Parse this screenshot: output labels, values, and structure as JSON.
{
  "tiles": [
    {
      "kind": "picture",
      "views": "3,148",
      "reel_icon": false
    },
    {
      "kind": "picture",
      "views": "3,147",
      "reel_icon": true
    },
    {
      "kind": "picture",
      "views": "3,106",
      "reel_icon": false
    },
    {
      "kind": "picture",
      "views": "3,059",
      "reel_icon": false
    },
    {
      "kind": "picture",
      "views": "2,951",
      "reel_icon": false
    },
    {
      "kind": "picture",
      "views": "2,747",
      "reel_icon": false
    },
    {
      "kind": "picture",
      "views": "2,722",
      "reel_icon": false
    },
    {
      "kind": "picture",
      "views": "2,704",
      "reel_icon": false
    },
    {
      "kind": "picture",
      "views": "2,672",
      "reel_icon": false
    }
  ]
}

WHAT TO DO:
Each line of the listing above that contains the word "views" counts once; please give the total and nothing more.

WRITTEN SOLUTION:
9